A partnership between Ellicottville BOCES and NYSDEC foresters offers one example of an ongoing conifer management project. Students in the BOCES conservation class learn firsthand about logging operations, tree felling techniques, and equipment operation. The logs from these projects are utilized in the school sawmill. This project will continue to be an educational tool for many area youth considering a career in logging, forestry management or conservation.
Hardwood - Hardwood trees are not usually planted as they spread vast amounts of seed and naturally regenerate. Thinning the forest through the sale of forest products gives the residual trees more growing space. This helps to keep the forest healthy and provides openings for new seedlings, a revolving supply of food and cover for wildlife, and a source of future crop trees.

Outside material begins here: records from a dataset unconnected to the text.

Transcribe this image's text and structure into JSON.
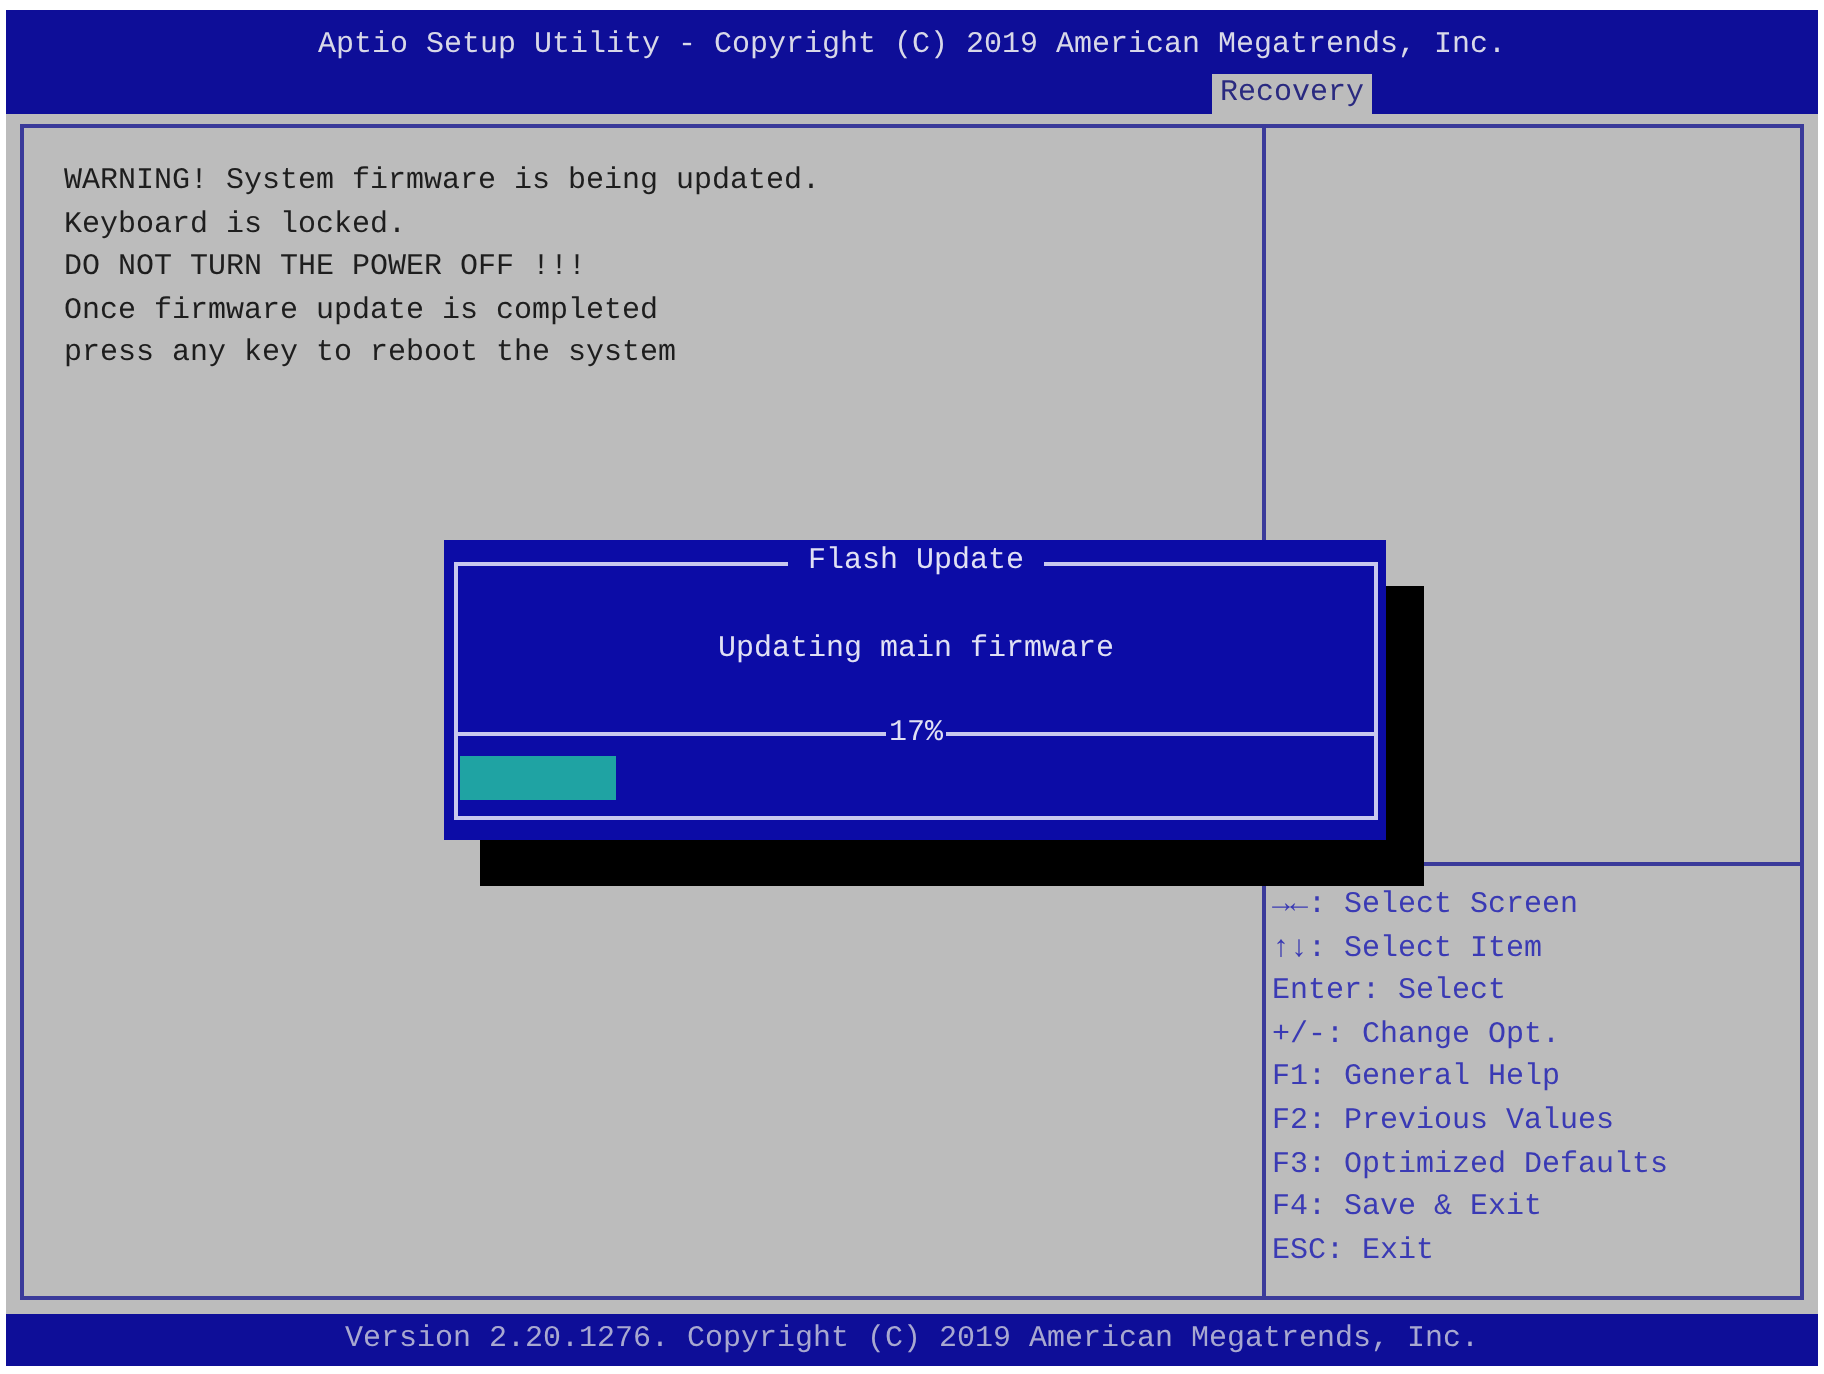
{
  "header": {
    "title": "Aptio Setup Utility - Copyright (C) 2019 American Megatrends, Inc.",
    "tabs": [
      {
        "label": "Recovery",
        "selected": true
      }
    ]
  },
  "main_panel": {
    "lines": [
      "WARNING! System firmware is being updated.",
      "Keyboard is locked.",
      "DO NOT TURN THE POWER OFF !!!",
      "Once firmware update is completed",
      "press any key to reboot the system"
    ]
  },
  "help_panel": {
    "lines": [
      "→←: Select Screen",
      "↑↓: Select Item",
      "Enter: Select",
      "+/-: Change Opt.",
      "F1: General Help",
      "F2: Previous Values",
      "F3: Optimized Defaults",
      "F4: Save & Exit",
      "ESC: Exit"
    ]
  },
  "dialog": {
    "title": "Flash Update",
    "message": "Updating main firmware",
    "progress": {
      "reading": "17%",
      "level": 0.17
    }
  },
  "footer": {
    "text": "Version 2.20.1276. Copyright (C) 2019 American Megatrends, Inc."
  }
}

Some stands contain large trees, giving an illusion of old growth, but in almost all cases they are not old growth. These stands were harvested prior to state ownership or managed during state ownership to favor large trees. Many other stands are mature and ready to bring forth the next generation of trees. This is usually done by thinning to promote regeneration of new seedlings, followed by an overstory removal.
Nearby State Lands, Facilities, Amenities & Other Information
State Lands and Facilities
Lodging and dining opportunities as well as gas, food and other supplies can be found in the nearby communities of Ellicottville and Franklinville.
Cattaraugus County Tourism (leaves DEC website) can provide information about other recreation, attractions and amenities in this area.
Numerous guide books and maps are available with information on the lands, waters, trails and other recreational facilities in this area. These can be purchased at most outdoor equipment retailers, bookstores, and on-line booksellers.
Additional information, outdoor equipment, trip suggestions and guided or self-guided tours may be obtained from outdoor guide and outfitting businesses. Check area chambers of commerce, telephone directories or search the internet for listings.
Consider hiring an outdoor guide if you have little experience or woodland skills. See the NYS Outdoor Guides Association (leaves DEC website) for information on outdoor guides.